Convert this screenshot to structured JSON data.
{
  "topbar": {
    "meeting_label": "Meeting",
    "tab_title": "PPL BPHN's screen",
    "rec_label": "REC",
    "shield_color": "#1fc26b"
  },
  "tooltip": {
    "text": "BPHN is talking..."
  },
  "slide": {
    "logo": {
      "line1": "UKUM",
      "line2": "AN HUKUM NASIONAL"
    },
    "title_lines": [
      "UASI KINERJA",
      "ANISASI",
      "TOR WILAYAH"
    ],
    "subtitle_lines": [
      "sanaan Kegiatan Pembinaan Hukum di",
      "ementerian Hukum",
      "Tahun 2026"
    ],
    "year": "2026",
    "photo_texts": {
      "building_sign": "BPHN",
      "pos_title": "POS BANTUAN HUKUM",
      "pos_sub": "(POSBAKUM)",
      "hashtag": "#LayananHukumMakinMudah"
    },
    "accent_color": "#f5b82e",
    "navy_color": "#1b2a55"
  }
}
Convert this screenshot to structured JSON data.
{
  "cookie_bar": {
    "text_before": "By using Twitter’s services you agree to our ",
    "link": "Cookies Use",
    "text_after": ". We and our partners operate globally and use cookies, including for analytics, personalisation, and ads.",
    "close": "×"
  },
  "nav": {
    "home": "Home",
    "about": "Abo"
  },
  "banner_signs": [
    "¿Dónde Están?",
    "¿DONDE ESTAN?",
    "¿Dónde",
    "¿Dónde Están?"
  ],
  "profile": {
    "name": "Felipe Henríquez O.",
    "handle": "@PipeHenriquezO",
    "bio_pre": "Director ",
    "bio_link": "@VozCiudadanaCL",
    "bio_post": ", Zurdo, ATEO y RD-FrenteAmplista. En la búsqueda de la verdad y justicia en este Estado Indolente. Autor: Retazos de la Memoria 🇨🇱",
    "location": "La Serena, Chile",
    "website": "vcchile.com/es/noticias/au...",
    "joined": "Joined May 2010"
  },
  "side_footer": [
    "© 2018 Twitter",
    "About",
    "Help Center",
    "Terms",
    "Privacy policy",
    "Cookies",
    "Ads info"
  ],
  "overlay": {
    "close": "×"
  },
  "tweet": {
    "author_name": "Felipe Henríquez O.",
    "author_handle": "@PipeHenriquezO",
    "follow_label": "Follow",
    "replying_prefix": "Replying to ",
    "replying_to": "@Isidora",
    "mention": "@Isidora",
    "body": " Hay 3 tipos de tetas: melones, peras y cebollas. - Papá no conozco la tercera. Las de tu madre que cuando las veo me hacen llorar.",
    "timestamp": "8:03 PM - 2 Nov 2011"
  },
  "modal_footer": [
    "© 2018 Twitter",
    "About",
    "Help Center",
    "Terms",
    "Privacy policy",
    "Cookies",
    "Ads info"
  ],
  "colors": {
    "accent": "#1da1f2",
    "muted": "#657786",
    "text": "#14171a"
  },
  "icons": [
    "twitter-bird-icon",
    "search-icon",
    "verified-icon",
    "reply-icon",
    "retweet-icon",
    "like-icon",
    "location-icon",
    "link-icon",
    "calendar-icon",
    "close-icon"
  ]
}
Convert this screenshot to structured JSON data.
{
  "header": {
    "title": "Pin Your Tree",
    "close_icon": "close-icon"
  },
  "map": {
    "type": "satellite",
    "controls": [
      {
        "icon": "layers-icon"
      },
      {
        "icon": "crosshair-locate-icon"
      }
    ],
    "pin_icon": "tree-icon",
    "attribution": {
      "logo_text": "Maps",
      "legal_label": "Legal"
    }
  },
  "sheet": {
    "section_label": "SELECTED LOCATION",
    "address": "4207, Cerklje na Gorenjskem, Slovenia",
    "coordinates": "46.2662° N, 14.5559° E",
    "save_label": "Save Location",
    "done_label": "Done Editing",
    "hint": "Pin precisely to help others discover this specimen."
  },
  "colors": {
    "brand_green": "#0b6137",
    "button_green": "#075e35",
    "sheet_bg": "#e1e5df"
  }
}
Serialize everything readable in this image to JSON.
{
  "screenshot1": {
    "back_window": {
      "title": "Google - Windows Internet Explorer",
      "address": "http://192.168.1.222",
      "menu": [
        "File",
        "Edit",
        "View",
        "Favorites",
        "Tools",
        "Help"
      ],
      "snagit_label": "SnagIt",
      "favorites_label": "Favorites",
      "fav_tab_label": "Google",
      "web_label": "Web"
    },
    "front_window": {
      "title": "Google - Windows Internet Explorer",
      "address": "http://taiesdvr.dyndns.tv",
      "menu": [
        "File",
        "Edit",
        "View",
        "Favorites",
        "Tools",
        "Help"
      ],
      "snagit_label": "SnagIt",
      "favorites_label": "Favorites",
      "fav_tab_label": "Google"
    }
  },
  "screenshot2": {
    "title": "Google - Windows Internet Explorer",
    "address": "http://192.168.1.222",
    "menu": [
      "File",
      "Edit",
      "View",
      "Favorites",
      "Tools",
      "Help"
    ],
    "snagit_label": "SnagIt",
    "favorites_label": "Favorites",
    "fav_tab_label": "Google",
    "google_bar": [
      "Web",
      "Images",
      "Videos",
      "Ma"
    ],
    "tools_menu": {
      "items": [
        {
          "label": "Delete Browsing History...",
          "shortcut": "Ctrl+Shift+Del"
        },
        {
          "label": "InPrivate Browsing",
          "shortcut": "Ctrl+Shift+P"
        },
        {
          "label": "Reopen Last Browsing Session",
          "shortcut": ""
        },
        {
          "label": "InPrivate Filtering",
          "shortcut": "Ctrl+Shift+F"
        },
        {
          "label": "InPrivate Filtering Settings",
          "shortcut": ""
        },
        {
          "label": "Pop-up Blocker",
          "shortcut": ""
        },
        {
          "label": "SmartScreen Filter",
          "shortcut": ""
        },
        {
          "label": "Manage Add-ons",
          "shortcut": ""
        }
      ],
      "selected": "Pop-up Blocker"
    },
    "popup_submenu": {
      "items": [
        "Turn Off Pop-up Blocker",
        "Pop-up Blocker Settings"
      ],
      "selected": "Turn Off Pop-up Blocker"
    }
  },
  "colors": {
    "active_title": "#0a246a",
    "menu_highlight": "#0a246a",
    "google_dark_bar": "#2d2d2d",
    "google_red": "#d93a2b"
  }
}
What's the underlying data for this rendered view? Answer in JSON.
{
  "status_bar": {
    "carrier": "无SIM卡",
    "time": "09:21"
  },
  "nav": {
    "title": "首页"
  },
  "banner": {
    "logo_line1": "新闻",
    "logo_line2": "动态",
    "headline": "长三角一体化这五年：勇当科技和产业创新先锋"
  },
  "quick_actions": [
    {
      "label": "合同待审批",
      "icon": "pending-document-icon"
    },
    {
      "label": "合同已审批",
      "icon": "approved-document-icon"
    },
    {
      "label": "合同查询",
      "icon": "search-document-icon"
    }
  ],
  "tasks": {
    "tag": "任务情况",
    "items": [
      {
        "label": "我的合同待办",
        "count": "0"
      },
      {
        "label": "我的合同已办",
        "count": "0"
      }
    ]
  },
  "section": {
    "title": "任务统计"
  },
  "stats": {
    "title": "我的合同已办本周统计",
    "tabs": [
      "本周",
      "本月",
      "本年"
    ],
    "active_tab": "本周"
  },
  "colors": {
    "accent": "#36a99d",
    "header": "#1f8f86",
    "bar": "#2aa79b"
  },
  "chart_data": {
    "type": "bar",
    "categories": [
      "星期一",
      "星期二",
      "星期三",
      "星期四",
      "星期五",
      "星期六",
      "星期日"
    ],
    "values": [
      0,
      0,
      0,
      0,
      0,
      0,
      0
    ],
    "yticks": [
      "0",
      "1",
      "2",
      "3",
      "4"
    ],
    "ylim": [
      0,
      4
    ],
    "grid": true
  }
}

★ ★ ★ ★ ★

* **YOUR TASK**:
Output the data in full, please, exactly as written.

* **SOLUTION FOR THIS PROBLEM**:
Convert this screenshot to structured JSON data.
{
  "topbar": {
    "meeting_label": "Meeting",
    "tab_title": "PPL BPHN's screen",
    "rec_label": "REC",
    "shield_color": "#1fc26b"
  },
  "tooltip": {
    "text": "BPHN is talking..."
  },
  "slide": {
    "logo": {
      "line1": "UKUM",
      "line2": "AN HUKUM NASIONAL"
    },
    "title_lines": [
      "UASI KINERJA",
      "ANISASI",
      "TOR WILAYAH"
    ],
    "subtitle_lines": [
      "sanaan Kegiatan Pembinaan Hukum di",
      "ementerian Hukum",
      "Tahun 2026"
    ],
    "year": "2026",
    "photo_texts": {
      "building_sign": "BPHN",
      "pos_title": "POS BANTUAN HUKUM",
      "pos_sub": "(POSBAKUM)",
      "hashtag": "#LayananHukumMakinMudah"
    },
    "accent_color": "#f5b82e",
    "navy_color": "#1b2a55"
  }
}
Convert this screenshot to structured JSON data.
{
  "cookie_bar": {
    "text_before": "By using Twitter’s services you agree to our ",
    "link": "Cookies Use",
    "text_after": ". We and our partners operate globally and use cookies, including for analytics, personalisation, and ads.",
    "close": "×"
  },
  "nav": {
    "home": "Home",
    "about": "Abo"
  },
  "banner_signs": [
    "¿Dónde Están?",
    "¿DONDE ESTAN?",
    "¿Dónde",
    "¿Dónde Están?"
  ],
  "profile": {
    "name": "Felipe Henríquez O.",
    "handle": "@PipeHenriquezO",
    "bio_pre": "Director ",
    "bio_link": "@VozCiudadanaCL",
    "bio_post": ", Zurdo, ATEO y RD-FrenteAmplista. En la búsqueda de la verdad y justicia en este Estado Indolente. Autor: Retazos de la Memoria 🇨🇱",
    "location": "La Serena, Chile",
    "website": "vcchile.com/es/noticias/au...",
    "joined": "Joined May 2010"
  },
  "side_footer": [
    "© 2018 Twitter",
    "About",
    "Help Center",
    "Terms",
    "Privacy policy",
    "Cookies",
    "Ads info"
  ],
  "overlay": {
    "close": "×"
  },
  "tweet": {
    "author_name": "Felipe Henríquez O.",
    "author_handle": "@PipeHenriquezO",
    "follow_label": "Follow",
    "replying_prefix": "Replying to ",
    "replying_to": "@Isidora",
    "mention": "@Isidora",
    "body": " Hay 3 tipos de tetas: melones, peras y cebollas. - Papá no conozco la tercera. Las de tu madre que cuando las veo me hacen llorar.",
    "timestamp": "8:03 PM - 2 Nov 2011"
  },
  "modal_footer": [
    "© 2018 Twitter",
    "About",
    "Help Center",
    "Terms",
    "Privacy policy",
    "Cookies",
    "Ads info"
  ],
  "colors": {
    "accent": "#1da1f2",
    "muted": "#657786",
    "text": "#14171a"
  },
  "icons": [
    "twitter-bird-icon",
    "search-icon",
    "verified-icon",
    "reply-icon",
    "retweet-icon",
    "like-icon",
    "location-icon",
    "link-icon",
    "calendar-icon",
    "close-icon"
  ]
}
Convert this screenshot to structured JSON data.
{
  "header": {
    "title": "Pin Your Tree",
    "close_icon": "close-icon"
  },
  "map": {
    "type": "satellite",
    "controls": [
      {
        "icon": "layers-icon"
      },
      {
        "icon": "crosshair-locate-icon"
      }
    ],
    "pin_icon": "tree-icon",
    "attribution": {
      "logo_text": "Maps",
      "legal_label": "Legal"
    }
  },
  "sheet": {
    "section_label": "SELECTED LOCATION",
    "address": "4207, Cerklje na Gorenjskem, Slovenia",
    "coordinates": "46.2662° N, 14.5559° E",
    "save_label": "Save Location",
    "done_label": "Done Editing",
    "hint": "Pin precisely to help others discover this specimen."
  },
  "colors": {
    "brand_green": "#0b6137",
    "button_green": "#075e35",
    "sheet_bg": "#e1e5df"
  }
}
Serialize everything readable in this image to JSON.
{
  "screenshot1": {
    "back_window": {
      "title": "Google - Windows Internet Explorer",
      "address": "http://192.168.1.222",
      "menu": [
        "File",
        "Edit",
        "View",
        "Favorites",
        "Tools",
        "Help"
      ],
      "snagit_label": "SnagIt",
      "favorites_label": "Favorites",
      "fav_tab_label": "Google",
      "web_label": "Web"
    },
    "front_window": {
      "title": "Google - Windows Internet Explorer",
      "address": "http://taiesdvr.dyndns.tv",
      "menu": [
        "File",
        "Edit",
        "View",
        "Favorites",
        "Tools",
        "Help"
      ],
      "snagit_label": "SnagIt",
      "favorites_label": "Favorites",
      "fav_tab_label": "Google"
    }
  },
  "screenshot2": {
    "title": "Google - Windows Internet Explorer",
    "address": "http://192.168.1.222",
    "menu": [
      "File",
      "Edit",
      "View",
      "Favorites",
      "Tools",
      "Help"
    ],
    "snagit_label": "SnagIt",
    "favorites_label": "Favorites",
    "fav_tab_label": "Google",
    "google_bar": [
      "Web",
      "Images",
      "Videos",
      "Ma"
    ],
    "tools_menu": {
      "items": [
        {
          "label": "Delete Browsing History...",
          "shortcut": "Ctrl+Shift+Del"
        },
        {
          "label": "InPrivate Browsing",
          "shortcut": "Ctrl+Shift+P"
        },
        {
          "label": "Reopen Last Browsing Session",
          "shortcut": ""
        },
        {
          "label": "InPrivate Filtering",
          "shortcut": "Ctrl+Shift+F"
        },
        {
          "label": "InPrivate Filtering Settings",
          "shortcut": ""
        },
        {
          "label": "Pop-up Blocker",
          "shortcut": ""
        },
        {
          "label": "SmartScreen Filter",
          "shortcut": ""
        },
        {
          "label": "Manage Add-ons",
          "shortcut": ""
        }
      ],
      "selected": "Pop-up Blocker"
    },
    "popup_submenu": {
      "items": [
        "Turn Off Pop-up Blocker",
        "Pop-up Blocker Settings"
      ],
      "selected": "Turn Off Pop-up Blocker"
    }
  },
  "colors": {
    "active_title": "#0a246a",
    "menu_highlight": "#0a246a",
    "google_dark_bar": "#2d2d2d",
    "google_red": "#d93a2b"
  }
}
What's the underlying data for this rendered view? Answer in JSON.
{
  "status_bar": {
    "carrier": "无SIM卡",
    "time": "09:21"
  },
  "nav": {
    "title": "首页"
  },
  "banner": {
    "logo_line1": "新闻",
    "logo_line2": "动态",
    "headline": "长三角一体化这五年：勇当科技和产业创新先锋"
  },
  "quick_actions": [
    {
      "label": "合同待审批",
      "icon": "pending-document-icon"
    },
    {
      "label": "合同已审批",
      "icon": "approved-document-icon"
    },
    {
      "label": "合同查询",
      "icon": "search-document-icon"
    }
  ],
  "tasks": {
    "tag": "任务情况",
    "items": [
      {
        "label": "我的合同待办",
        "count": "0"
      },
      {
        "label": "我的合同已办",
        "count": "0"
      }
    ]
  },
  "section": {
    "title": "任务统计"
  },
  "stats": {
    "title": "我的合同已办本周统计",
    "tabs": [
      "本周",
      "本月",
      "本年"
    ],
    "active_tab": "本周"
  },
  "colors": {
    "accent": "#36a99d",
    "header": "#1f8f86",
    "bar": "#2aa79b"
  },
  "chart_data": {
    "type": "bar",
    "categories": [
      "星期一",
      "星期二",
      "星期三",
      "星期四",
      "星期五",
      "星期六",
      "星期日"
    ],
    "values": [
      0,
      0,
      0,
      0,
      0,
      0,
      0
    ],
    "yticks": [
      "0",
      "1",
      "2",
      "3",
      "4"
    ],
    "ylim": [
      0,
      4
    ],
    "grid": true
  }
}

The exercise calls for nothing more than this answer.